▶ What to produce
Below are records; count how many of their lines contain the string "this", and give only that number.

▶ Recorded data
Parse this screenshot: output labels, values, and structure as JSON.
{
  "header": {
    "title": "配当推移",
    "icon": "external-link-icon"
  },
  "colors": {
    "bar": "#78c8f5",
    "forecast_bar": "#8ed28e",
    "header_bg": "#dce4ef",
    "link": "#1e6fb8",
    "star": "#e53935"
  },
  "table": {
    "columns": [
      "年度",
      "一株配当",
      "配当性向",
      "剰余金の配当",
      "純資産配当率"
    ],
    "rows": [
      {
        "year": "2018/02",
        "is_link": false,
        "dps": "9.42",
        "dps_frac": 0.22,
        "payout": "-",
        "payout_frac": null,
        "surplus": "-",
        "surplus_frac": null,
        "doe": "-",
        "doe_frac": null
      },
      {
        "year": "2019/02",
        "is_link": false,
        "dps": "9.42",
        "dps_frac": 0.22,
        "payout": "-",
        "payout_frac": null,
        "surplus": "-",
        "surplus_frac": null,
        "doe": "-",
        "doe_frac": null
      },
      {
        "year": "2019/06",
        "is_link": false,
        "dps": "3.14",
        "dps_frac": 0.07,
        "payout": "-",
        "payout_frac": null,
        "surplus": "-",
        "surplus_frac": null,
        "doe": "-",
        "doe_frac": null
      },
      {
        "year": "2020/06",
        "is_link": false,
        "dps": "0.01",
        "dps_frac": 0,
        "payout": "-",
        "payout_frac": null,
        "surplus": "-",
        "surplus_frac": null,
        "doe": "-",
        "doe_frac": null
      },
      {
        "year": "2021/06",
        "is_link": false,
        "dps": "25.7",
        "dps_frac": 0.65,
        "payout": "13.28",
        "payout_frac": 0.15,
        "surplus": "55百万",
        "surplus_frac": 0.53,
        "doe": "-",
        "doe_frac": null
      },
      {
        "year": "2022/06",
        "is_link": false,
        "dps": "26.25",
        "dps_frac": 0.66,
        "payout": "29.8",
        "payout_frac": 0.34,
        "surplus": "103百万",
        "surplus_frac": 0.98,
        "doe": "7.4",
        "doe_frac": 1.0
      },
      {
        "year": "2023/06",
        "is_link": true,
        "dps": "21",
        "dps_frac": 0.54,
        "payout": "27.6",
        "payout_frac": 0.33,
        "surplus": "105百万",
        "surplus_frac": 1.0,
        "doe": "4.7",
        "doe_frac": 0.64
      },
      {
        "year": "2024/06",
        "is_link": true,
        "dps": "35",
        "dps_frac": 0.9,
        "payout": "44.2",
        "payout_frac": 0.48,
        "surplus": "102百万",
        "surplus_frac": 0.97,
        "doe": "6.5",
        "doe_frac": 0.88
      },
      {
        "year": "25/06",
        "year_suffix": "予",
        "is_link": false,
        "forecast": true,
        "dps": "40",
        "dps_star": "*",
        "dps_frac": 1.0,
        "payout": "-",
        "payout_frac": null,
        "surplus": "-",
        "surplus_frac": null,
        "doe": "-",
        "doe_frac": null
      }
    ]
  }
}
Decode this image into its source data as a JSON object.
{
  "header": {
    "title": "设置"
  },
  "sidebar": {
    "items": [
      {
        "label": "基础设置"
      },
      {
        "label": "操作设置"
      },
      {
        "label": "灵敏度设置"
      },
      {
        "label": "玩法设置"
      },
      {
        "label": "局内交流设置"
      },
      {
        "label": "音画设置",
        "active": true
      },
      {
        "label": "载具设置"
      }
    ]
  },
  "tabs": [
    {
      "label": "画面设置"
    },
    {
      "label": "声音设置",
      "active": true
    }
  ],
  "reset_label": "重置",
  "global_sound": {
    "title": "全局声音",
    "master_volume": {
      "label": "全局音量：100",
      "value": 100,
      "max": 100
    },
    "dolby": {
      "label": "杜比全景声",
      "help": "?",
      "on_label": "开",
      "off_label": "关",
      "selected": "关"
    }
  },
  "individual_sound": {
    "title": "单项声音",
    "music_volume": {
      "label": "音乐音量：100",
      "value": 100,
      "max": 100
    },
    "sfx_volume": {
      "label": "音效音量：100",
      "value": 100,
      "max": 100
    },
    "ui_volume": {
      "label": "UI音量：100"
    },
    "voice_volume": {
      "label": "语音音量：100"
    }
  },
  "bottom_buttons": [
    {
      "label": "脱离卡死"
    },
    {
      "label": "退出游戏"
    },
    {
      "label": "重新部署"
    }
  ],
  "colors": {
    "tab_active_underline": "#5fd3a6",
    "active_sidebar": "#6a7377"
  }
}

▶ Response area
2